Thursday, June 20, 1985.STREET KIDS. A National Film Board of Canada documentary short directed by Peg Campbell. Running time: 22 minutes.
GLIMPSED QUICKLY, BOBBI IS young and good looking. A schoolgirl, perhaps.
Peg Campbell's camera does not glimpse quickly. In Street Kids, Bobbi's image is fixed on the screen like a photo in a gallery. There is time to study her eyes, and see in them a sadness well beyond her years.
Sexually molested by her father at nine, Bobbi has been both drug-dependent and a prostitute. Now, with the help of a group home counsellor, she's trying to make some sense of it all.
They have been discussing personal worth, values and self-esteem. In an attempt to tie it all together, the counsellor asks "what did (your father) take from you?"
"My childhood," is Bobbi's unexpectedly poignant reply.
On Saturday [June 22, 1985], Canada's National Film Day, the accent is on youth. Organized by the new Pacific Cine Centre, the day-long celebration offers movie buffs a schedule of 26 domestically-made shorts and the feature Sonatine, a program that runs from 2 p.m. at the Robson Square Cinema.
Highlighting the event is the world premiere of the locally-made Street Kids, the National Film Board's sober, provocative new documentary on child prostitution. The film, says director Campbell, is designed to dispel the "two major misconceptions" about the subject — that it is a glamourous way to make a lot of money, or that it is worthless and disgusting, the worst thing that a person can do.
"Neither is true," says Campbell, 31, who spent two years as a childcare worker in two different Vancouver group homes. "A lot of the kids come out of worse situations.
"For them the street is a step up."
Determined to tell the story properly, Campbell sought out a technical approach that would be compelling without being exploitive or sensationalistic. Encouraged by the NFB's John Taylor, she decided on "a film done in still photos. In effect, it's entirely animated."
The technique fits the material perfectly.

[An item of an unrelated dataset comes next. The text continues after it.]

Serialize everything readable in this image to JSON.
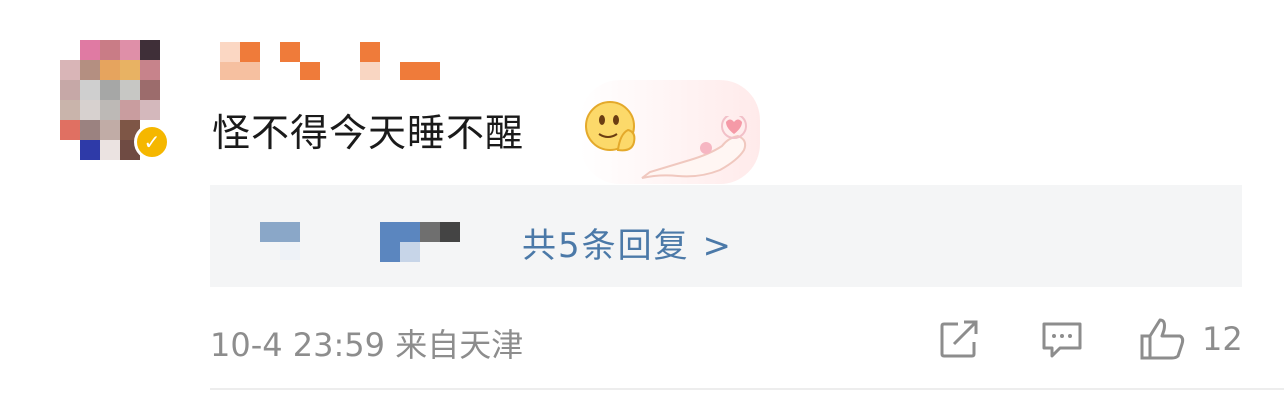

When Bobbi says "I don't know why I'm there," we've already "felt" the street as a series of static moments captured in a strobe-like progression of images.
The distinct and separate photos alter the time sense, giving us a feeling of detachment that is at the same time fixed in a hopeless, unalterable present. Visually, the film succeeds in involving its audience in the street kids' despair.
Campbell will be present this Saturday evening to introduce her picture. In addition, director Peeter Prince will introduce Rediscovery: The Eagle's Gift, his recently completed  look at Haida culture, and Montreal actresses Marcia Pilote and Pascale Bussières will be on hand to discuss the making of Micheline Lanctôt's feature Sonatine (1984).
The above is a restored version of a Province review by Michael Walsh originally published in 1985. For additional information on this archived material, please visit my FAQ.
Afterword: As the above review suggests, Peg Campbell is both an artist and and activist. She learned her craft at Simon Fraser University's Film Workshop in the mid-1970s, a time when the newly-built institution was best known for its futuristic architecture and political radicalism. (In 1991, her alma mater honoured her with an Alumni Award for Service to the Community.) An early advocate for local film and video artists, Campbell was a founding member of Cineworks, a cooperative formed in 1980 to promote the production, distribution and exhibition of independent B.C. films. She earned her first Genie Award nomination in 1987 (for her live action short drama It's a Party) and won the 1990 prize (for her live action short drama In Search of the Last Good Man). Currently, Campbell is an associate professor at Vancouver's Emily Carr University of Art and Design, where she teaches media arts.
See also: Click on the link to go to The National Film Board of Canada's website and view the streaming video of director Peg Campbell's 1985 documentary short Street Kids.